4. Sub- (Infra-) littoral Fringe
Whichever prefix is preferred (“sub-” is chosen here for the sake of its widespread usage), the sector of the sublittoral proper to which the term applies is without doubt a natural and clearly defined one. Perhaps the most physiognomic feature of the Gulf rocky shores between M.L.W.M. and E.L.W. S.(approx.) is the dominance of Carpophyllum spp., less often replaced by Cystophora, Sargassum, Ecklonia, and rarely Lessonia. Womersley and Edmonds (loc. cit.) state that the fringe does not exist in its own right on Kangaroo Island, since it is merely an upward extension of a more or less uniform, upper sublittoral. Nevertheless they admit that Cystophora intermedia dominates an exposed belt which continues downward for only a limited distance (2 or 3 feet) Until more information is assembled from the sublittoral proper it is considered by the writer undesirable todogmatise about any further subdivisions. It may be noted, however, that there is a definite restriction on downward colonisation of dense belts of Cystophora torulosa, Carpophyllum maschalocarpum and C. elongatum whenever these occur in the sublittoral fringe. C. plumosum is an exception, for it is known to grow in submerged “forests” up to 4 fathoms below E.L.W.S. at Little Barrier (Station 24).
The validity of the sublittoral fringe concept may be affected by the degree of encroachment of large brown algae from the sublittoral proper.

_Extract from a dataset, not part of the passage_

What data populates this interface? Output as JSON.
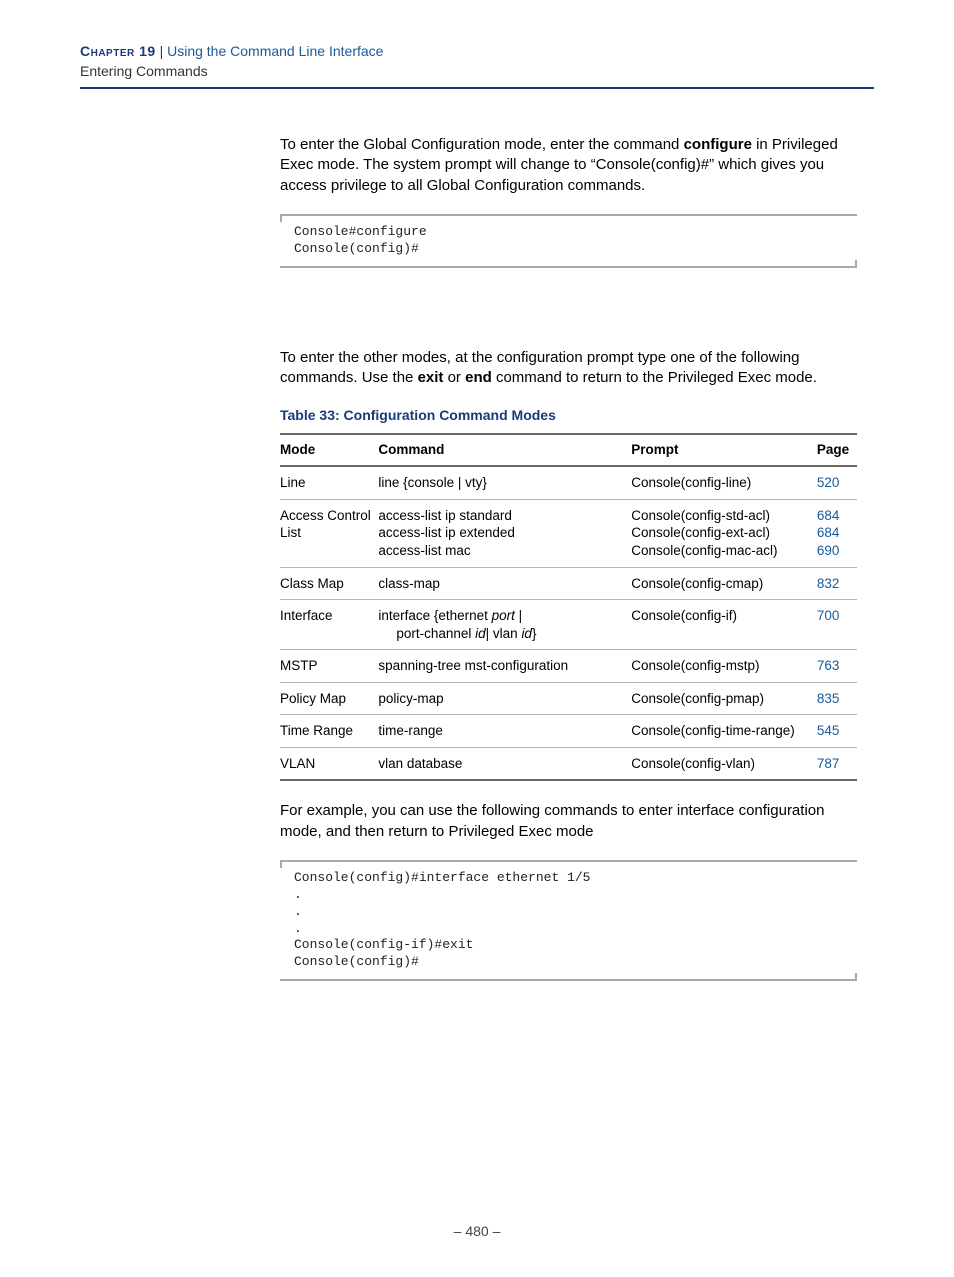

Information supplied in Table VIII, Part III,* indicates that none of the characteristic fringe species except Cystophora torulosa and possibly Carpophyllum elongatum (?) is confined to tide levels above E.L.W.S. This fact could be used to support Womersley and Edmonds' argument that there is no such zone as a sublittoral fringe. On the other hand the following facts seem to the present writer to support the view that the fringe has a valid entity and belongs, strictly speaking, to the littoral (in Stephenson's sense (1949, p. 200), i.e., from about E.H.W.S. to E.L.W.S.):
the presence of dominant brown algae, whatever their entire ecological range, in regular horizontal bands, made up of more or less uniformly dense aggregations of individuals;
the frequent modification in growth form of the components, chiefly by their stunted length in comparison with continuously submerged thalli;
the change in nature and effect of the governing environmental factors. Chapman and Trevarthen have drawn attention to the probable limiting effects of continuous emergence on upward extension of sublittoral species, and of continuous submergence on downward spread of littoral groups. Added to these is the mechanical and aerating action of breaking waves.
[Footnote] * Table VIII, Part III: Records of sublittoral brown algae in the Hauraki Gulf.